Search Speed

Splunk uses map-reduce; basically when a search is ran, the search head parses the search and creates a job which gets distributed to each indexer. Each indexer conducts a search on their data and then sends the results to the search head which compiles the results and performs post processing. If one source type is only generated by a few hosts and the forwarders on those hosts only send to a few indexers, then when the job goes out to the indexers, only a few of them can search the data and they have more data to search. More succinctly, Splunk scales horizontally, bad indexer affinity means your horizontal scale is smaller.

Query: How much data does each forwarder sent to each indexer?

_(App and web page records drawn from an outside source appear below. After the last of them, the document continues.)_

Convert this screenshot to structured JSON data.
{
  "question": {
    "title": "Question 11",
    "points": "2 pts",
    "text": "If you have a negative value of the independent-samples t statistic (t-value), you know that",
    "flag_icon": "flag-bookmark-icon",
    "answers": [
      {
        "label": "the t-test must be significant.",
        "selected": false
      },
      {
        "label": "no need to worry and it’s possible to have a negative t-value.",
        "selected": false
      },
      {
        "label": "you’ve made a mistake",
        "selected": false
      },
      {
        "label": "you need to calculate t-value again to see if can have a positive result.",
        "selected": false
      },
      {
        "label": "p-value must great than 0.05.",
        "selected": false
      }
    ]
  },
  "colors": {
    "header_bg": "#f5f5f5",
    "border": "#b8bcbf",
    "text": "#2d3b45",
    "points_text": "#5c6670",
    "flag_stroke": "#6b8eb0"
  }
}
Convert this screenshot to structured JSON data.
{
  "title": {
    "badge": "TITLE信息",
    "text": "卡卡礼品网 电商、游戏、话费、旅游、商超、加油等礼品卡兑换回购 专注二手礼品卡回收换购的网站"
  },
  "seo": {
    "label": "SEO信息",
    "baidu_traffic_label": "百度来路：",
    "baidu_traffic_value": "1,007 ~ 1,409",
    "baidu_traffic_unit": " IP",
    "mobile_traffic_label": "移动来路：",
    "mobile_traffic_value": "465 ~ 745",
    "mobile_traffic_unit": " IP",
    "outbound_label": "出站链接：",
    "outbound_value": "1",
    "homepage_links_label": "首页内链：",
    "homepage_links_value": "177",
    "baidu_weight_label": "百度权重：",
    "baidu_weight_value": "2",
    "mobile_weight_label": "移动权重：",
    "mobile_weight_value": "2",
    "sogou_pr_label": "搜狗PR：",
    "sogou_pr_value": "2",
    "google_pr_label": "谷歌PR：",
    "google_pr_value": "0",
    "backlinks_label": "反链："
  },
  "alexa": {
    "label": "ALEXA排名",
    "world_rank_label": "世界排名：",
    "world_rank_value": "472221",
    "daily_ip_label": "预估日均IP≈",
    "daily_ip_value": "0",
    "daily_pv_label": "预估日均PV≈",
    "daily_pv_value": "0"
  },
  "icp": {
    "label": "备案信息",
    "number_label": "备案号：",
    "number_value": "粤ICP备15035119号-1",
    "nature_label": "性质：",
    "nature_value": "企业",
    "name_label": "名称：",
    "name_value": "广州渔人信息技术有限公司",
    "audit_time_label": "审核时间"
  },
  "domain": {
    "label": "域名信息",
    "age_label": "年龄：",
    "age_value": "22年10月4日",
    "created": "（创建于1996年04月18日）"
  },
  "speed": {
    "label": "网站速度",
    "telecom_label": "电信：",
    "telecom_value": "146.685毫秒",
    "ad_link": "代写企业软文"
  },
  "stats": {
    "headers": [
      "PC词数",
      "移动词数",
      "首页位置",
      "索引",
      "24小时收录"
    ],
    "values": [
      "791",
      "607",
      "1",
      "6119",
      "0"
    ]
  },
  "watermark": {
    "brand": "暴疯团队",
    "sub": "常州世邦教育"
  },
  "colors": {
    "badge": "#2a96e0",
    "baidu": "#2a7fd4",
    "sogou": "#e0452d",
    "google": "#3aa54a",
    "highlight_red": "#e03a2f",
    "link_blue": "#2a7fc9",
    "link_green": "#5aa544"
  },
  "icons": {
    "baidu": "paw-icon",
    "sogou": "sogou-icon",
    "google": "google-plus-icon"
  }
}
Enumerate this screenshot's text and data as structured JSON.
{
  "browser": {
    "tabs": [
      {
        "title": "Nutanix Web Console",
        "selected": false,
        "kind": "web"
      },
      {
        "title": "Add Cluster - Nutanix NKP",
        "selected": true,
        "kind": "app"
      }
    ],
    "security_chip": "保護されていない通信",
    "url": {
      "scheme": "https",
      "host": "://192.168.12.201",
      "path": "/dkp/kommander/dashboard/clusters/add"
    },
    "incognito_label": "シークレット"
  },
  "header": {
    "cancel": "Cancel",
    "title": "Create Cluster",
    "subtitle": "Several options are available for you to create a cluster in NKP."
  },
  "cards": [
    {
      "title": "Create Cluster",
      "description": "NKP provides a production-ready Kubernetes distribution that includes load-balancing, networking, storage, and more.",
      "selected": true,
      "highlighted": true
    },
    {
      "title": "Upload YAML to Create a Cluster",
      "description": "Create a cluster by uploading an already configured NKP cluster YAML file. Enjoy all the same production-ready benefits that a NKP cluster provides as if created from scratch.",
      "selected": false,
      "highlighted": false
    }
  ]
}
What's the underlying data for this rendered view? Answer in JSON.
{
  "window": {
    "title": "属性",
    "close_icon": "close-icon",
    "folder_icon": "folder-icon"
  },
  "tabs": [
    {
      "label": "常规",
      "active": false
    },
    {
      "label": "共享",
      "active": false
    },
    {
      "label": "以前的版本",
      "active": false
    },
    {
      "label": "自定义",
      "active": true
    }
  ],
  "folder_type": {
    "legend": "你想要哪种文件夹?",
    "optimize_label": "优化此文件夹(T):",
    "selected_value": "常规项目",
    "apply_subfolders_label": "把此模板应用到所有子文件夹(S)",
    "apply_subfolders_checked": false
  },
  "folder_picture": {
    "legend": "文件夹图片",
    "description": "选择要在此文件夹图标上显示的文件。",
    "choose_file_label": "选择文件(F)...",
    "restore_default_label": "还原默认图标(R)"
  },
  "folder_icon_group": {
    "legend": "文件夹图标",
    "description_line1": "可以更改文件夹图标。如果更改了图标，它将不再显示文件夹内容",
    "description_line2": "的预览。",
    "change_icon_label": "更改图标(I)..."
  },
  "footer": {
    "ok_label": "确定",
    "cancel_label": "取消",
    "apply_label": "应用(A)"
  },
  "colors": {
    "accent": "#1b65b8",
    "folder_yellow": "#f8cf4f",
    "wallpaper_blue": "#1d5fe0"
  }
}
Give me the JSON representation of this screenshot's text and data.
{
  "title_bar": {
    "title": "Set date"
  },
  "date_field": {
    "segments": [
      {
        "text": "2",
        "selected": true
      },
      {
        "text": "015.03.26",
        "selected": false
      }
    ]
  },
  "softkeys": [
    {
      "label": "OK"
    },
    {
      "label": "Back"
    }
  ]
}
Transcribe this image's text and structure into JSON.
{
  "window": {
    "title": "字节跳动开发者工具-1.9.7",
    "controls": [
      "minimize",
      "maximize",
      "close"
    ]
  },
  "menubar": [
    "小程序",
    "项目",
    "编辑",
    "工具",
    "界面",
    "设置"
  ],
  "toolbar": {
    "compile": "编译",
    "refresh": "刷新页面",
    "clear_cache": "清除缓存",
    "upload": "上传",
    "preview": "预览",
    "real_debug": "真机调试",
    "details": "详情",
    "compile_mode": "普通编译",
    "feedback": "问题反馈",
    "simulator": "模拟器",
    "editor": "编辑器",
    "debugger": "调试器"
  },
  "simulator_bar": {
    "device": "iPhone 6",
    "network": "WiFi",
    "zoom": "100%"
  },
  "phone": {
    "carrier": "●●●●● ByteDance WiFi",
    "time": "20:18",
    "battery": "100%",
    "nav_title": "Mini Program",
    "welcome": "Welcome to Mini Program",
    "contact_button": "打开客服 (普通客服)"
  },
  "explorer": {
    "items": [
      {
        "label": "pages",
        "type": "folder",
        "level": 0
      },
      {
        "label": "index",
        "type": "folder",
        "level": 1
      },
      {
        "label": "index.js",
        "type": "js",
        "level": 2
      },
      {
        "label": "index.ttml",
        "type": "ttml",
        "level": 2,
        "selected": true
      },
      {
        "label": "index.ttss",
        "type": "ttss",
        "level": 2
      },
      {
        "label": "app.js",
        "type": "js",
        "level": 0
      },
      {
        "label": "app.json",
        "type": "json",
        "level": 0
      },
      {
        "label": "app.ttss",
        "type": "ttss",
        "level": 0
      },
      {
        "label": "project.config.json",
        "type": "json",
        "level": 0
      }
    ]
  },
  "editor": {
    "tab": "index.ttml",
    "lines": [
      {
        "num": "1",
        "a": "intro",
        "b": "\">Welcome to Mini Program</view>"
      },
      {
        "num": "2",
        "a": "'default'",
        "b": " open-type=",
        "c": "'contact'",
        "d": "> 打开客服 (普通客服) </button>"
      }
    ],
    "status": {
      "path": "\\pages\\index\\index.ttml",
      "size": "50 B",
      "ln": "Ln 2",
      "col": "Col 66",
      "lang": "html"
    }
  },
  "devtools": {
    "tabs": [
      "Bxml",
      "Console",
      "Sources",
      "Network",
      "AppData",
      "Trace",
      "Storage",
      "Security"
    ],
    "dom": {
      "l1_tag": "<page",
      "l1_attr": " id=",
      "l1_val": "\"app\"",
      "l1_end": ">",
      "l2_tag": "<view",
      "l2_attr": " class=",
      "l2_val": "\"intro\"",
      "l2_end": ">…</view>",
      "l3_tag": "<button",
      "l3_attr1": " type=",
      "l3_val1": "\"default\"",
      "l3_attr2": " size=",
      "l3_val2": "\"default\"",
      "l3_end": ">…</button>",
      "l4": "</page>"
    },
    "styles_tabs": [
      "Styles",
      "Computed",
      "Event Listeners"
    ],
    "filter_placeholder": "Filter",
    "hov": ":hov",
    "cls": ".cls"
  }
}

index=_internal source=*metrics.log group=tcpin_connections | 
rename host as indexer hostname as fwder |  
stats sum(kb) as total by indexer fwder |
sort -total
  1. Search Splunk’s metrics log and filter to only incoming connections.
  2. Rename host to indexer and hostname to fwder just to make the rest of the search easier to read
  3. Use the stats command to sum up the amount of transmitted data per indexer and forwarder
  4. Sort it by total in descending order

If you look at the results it should look something like:

indexer fwder total
index1 fwder1 1000
index2 fwder2 997
index2 fwder3 998
index1 fwder4 967
index2 fwder5 109
index1 fwder4 13
index1 fwder2 9
index1 fwder3 6
index2 fwder1 4
index1 fwder5 3

First Post

I guess I get to have the first post for the second time in my life — the first being on the original version of this blog. I’m working on reviving my blog after a couple year hiatus. Unforutnately, I no longer have copies of my previous blog posts and I’ve migrated from wordpress to Jekyll so I still have a bit of work to do before it is decent shape. With those cavaets, I plan on continuing writting primarily about various technologies that I come across in my professional and personal life.

During the day, I’m primarily focused on Splunk, so many of my posts will probably feature issues related to splunk. I’m try to even it out with other topics and hopefully have a bit of fun and keep things interesting.